I hadn’t ever had Ethiopian fare until I came to DC, and I must say that I love it.  Now that I’m going Paleo, it’s a bit rough to eat here, since they don’t give you utensils and you eat your main dish by use of a spongy-bread called Injera!  Which, might I add, smells like sourdough, looks like spongy pita, and is totally delicious.  It expands in your stomach, though, so watch out!  This place is located right by the Shaw metro station (7th and T street), is very reasonable (entrees $8-12, beers $2, wine around $3.50), and gives you lots of food to take home for the next day!  They’re also a bakery for Ethiopian bread.

This places, though it’s certainly not an upperclass establishment and looks a bit shady, is heralded as one of the best in DC.  No joke.

Baked and Wired

Best cupcake place in DC. Don’t listen to those people telling you to go to Georgetown Cupcake, or Sprinkles, or wherever. Seriously – don’t.

Baked and Wired is like a gourmet-foodie’s dream. You walk in, and the cupcakes are covered in glass vases. On display. Drool.

Like the others, it’s located in Georgetown (something like between 36th and 37th), and it’s near the waterfront. I recommend grabbing a cupcake and walking down with your friends to the waterfront to watch some good ole rowing. We love rowing!


A fun little restaurant just off of George Washington’s campus, it’s best known for its gourmet mac n cheese and tater tots. I love their fish tacos, and pretty much all of their burgers. PS, their burgers are the size of your head. Please take a friend.

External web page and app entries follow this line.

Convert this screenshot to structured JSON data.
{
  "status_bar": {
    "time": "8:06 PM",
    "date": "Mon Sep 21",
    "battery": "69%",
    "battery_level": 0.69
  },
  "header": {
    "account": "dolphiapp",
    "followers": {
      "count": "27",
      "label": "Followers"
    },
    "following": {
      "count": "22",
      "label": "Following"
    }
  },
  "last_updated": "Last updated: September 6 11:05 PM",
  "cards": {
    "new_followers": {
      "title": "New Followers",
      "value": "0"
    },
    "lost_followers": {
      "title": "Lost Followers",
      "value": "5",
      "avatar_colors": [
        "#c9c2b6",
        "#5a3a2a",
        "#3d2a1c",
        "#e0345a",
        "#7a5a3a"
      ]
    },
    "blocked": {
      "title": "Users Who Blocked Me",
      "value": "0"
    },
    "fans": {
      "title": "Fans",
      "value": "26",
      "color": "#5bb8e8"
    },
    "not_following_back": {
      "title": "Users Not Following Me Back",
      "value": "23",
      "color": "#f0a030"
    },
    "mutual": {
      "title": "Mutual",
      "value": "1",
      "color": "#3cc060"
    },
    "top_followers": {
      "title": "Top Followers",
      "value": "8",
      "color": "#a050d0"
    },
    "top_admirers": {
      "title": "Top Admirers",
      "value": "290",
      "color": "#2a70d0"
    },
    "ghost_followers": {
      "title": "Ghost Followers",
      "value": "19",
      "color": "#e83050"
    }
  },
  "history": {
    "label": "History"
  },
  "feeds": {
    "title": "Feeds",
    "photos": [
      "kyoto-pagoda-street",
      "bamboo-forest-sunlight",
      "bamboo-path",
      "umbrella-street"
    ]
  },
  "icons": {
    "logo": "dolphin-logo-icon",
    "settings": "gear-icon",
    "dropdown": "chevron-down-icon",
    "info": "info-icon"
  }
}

It’s in an old Pharmacy, and the decoration is adorable. I’ve heard it’s a popular date-place for GW students.


Every Friday, most food trucks gather in Farragut Square for an insane food-fest. There are some seriously awesome trucks out there. My coworkers favorites include Basil & Thyme (gourmet Italian), Curbside Cupcakes and TaKorean (korean tacos!)

The food trucks also move around the city during the week, so you can always track them, on places like: Bad news for us foodies.